» **WHAT THE TASK ASKS**:
Reproduce each line of the entries that carries "Reena".

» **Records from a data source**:
.....

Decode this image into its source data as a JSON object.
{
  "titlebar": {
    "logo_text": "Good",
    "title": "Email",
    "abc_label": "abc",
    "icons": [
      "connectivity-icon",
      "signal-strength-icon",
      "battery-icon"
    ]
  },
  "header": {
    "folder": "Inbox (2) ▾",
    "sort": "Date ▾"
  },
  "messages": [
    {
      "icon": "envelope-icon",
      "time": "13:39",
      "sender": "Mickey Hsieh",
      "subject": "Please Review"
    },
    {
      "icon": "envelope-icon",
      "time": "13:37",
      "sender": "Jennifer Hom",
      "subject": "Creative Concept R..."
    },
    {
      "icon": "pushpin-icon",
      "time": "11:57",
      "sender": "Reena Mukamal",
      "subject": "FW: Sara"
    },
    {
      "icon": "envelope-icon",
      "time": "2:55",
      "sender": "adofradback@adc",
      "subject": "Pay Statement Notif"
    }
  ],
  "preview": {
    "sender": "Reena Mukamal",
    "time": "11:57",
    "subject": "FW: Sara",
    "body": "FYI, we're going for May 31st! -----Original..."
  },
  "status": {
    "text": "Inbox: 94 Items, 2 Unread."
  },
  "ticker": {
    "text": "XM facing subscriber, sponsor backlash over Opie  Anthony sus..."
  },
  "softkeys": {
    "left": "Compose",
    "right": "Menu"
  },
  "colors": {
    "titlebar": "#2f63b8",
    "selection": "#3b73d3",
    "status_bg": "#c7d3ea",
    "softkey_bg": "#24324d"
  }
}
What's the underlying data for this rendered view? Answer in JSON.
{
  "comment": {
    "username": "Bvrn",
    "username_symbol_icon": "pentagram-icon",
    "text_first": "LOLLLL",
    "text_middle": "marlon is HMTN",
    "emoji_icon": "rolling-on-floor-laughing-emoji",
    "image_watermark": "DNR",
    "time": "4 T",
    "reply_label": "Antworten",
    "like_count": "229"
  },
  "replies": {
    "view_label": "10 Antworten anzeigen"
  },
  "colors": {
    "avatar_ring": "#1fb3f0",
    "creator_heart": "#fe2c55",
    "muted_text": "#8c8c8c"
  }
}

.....

» **RESPONSE TO THE EXERCISE**:
      "sender": "Reena Mukamal",
    "sender": "Reena Mukamal",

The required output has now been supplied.